We shouldn’t necessarily expect young people to fit in our standards we should look at how we’re going to change leadership and communication to fit in with them.… said Adam Lewis

Adam Parnell expressed the opinion that the most successful companies are those that can retain, recruit and make the best of their people. According to Parnell, companies who spend money on crew welfare strategies are more successful in the long run.

#2 Accommodations onboard

Dimitrios Melas focused on more practical aspects of life onboard. Melas believes that the industry needs to improve living/working conditions of seafarers if it hopes to attract more people onboard. He proceeded to point out that some areas need urgent attention. These areas include:

A good cook to provide healthy and tasty meals;
A well-trained crew;
Spare parts availability in order to rid the crew of the pressure of having to find the parts last-minute;
Proper personal protective equipment to ensure the crew’s safety;
Less sea time so seafarers have time to rest and come in contact with their loved ones;
Better internet speed that will help provide seafarers with entertainment and communication ondoard;

#3 Promoting the seafaring profession

Lennart Ripke believes that in order to attract new talent, the world needs to know what an interesting and diverse job seafaring is and how it can expand a person’s horizons. Lennart Ripke pointed out that due to the very nature of the job, seafarers are faced with varying challenges that they must overcome in the middle of nowhere. This teaches them a variety of skills and teaches them not only how to navigate a ship, but life itself.

Adam Parnell stated the seafarer’s status should be updated, and the world should recognize how important their duty is. In Parnell’s opinion, better status can inspire more people to pursue a career onboard.

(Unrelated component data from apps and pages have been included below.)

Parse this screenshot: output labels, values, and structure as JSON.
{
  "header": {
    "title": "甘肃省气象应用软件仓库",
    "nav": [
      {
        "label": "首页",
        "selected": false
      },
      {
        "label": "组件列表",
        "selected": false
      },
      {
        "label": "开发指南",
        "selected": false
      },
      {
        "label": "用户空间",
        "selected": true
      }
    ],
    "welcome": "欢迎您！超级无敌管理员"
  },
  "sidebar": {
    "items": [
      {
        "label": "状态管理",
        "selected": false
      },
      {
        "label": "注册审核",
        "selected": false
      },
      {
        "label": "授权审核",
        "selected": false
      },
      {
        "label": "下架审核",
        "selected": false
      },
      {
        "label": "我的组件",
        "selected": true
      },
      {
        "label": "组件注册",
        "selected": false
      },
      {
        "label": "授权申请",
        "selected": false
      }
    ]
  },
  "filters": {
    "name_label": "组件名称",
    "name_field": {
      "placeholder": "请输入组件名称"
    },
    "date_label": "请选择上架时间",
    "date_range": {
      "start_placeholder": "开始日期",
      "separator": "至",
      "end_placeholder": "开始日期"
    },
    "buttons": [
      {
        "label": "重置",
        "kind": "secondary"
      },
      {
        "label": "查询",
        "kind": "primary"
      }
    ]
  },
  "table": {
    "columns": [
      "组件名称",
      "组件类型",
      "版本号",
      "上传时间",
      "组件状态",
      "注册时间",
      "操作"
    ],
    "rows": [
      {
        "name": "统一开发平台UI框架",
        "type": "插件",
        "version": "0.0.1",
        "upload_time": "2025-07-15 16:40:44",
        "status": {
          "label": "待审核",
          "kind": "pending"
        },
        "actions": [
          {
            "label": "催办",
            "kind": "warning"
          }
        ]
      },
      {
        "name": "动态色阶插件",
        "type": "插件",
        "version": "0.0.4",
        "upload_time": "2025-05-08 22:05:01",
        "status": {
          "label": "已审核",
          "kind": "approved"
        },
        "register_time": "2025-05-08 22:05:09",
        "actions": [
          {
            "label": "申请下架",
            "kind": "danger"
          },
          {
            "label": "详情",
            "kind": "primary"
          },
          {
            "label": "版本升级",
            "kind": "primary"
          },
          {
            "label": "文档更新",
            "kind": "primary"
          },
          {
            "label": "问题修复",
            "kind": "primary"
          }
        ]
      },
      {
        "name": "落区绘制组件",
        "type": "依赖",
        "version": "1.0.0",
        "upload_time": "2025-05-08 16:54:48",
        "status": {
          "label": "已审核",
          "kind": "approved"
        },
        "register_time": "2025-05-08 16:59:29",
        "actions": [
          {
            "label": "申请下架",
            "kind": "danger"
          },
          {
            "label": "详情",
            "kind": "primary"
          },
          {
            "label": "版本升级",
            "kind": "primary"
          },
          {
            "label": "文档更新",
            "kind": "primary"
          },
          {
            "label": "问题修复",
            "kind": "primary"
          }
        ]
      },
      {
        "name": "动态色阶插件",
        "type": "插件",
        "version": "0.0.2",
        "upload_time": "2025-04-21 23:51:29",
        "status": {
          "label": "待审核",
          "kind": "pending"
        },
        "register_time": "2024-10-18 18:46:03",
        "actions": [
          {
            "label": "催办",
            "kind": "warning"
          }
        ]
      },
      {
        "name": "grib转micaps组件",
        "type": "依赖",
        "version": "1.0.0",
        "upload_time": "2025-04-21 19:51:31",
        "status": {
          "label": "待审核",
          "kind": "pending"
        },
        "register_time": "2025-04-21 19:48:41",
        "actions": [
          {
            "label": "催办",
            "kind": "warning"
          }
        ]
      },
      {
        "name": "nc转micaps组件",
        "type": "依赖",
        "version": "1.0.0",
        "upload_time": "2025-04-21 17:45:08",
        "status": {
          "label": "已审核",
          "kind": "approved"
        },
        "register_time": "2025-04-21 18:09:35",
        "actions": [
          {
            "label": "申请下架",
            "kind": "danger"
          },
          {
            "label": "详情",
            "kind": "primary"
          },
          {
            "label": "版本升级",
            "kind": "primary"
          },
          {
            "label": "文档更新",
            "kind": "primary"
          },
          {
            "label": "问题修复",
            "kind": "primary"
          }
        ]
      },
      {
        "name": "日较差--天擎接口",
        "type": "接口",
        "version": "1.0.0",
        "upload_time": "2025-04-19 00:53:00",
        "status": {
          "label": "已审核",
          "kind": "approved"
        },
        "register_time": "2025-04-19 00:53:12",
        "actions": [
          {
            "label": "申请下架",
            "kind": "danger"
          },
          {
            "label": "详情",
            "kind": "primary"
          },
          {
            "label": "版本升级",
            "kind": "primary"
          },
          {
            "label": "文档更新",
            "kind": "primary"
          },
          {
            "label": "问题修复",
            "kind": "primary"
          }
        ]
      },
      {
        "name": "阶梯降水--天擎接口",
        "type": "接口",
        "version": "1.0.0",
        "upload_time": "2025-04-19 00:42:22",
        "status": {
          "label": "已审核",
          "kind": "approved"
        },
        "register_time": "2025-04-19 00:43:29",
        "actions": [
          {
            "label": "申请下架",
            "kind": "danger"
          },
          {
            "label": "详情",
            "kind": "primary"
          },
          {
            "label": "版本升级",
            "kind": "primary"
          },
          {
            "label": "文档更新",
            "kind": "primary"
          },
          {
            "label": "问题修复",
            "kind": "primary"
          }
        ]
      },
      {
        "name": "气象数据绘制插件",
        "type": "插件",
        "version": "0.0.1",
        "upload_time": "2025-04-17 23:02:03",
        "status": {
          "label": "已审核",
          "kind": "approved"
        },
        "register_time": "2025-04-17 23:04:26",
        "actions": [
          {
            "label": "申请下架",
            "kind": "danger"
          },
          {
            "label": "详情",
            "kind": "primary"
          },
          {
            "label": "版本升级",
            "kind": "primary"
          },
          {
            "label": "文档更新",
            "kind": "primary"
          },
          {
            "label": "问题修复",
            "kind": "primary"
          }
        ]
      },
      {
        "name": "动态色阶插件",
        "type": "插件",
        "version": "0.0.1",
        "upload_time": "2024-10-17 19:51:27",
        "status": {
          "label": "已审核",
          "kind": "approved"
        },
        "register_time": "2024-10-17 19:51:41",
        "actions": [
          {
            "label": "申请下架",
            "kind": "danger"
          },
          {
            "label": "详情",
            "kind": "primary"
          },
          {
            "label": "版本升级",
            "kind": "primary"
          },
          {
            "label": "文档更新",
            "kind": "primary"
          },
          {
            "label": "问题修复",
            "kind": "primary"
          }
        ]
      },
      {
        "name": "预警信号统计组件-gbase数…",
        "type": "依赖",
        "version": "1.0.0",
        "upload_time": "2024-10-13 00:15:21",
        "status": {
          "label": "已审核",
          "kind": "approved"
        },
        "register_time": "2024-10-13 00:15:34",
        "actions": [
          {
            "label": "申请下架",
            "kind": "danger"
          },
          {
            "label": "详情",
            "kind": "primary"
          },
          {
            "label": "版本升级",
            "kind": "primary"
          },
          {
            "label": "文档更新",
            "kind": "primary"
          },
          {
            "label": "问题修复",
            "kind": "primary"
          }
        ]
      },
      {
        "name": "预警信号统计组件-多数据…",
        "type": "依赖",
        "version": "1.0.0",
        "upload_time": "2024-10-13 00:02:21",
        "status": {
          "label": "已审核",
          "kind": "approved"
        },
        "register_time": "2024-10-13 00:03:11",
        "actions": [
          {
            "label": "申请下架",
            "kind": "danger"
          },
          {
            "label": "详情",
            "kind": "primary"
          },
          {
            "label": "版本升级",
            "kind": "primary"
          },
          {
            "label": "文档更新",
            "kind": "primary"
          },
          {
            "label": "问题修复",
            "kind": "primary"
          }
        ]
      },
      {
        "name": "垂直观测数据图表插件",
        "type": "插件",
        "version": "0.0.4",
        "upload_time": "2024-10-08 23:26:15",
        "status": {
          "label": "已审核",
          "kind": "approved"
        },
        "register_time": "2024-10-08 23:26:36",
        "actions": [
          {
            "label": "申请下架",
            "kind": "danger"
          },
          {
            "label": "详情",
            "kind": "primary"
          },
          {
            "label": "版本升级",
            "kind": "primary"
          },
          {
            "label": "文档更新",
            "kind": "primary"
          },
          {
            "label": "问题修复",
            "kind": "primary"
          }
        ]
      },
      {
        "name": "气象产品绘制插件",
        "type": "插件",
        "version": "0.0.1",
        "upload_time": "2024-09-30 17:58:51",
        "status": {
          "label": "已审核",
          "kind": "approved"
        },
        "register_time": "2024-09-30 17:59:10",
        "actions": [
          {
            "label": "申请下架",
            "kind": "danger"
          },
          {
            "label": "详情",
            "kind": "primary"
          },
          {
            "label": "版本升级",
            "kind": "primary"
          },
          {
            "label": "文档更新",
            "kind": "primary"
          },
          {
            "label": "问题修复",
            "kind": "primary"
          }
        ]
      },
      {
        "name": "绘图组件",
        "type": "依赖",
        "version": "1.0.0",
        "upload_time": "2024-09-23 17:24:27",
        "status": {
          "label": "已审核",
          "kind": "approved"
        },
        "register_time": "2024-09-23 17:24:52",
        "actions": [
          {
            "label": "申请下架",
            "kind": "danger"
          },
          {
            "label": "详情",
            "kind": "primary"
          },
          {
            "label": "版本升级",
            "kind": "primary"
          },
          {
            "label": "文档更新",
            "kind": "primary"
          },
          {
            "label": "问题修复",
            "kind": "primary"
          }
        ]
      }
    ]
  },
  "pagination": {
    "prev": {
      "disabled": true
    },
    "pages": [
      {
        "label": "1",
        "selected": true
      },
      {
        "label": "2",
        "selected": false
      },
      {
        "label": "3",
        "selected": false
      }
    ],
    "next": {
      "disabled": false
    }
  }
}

Few people, according to Dimitrios Melas, are genuinely aware of what working at sea entails. He thinks that alongside other professions, seafaring should be promoted as a career option from a young age. Crew interacting with young children is one way to accomplish this in order to present their profession and encourage them to pursue it in the future, according to Melas.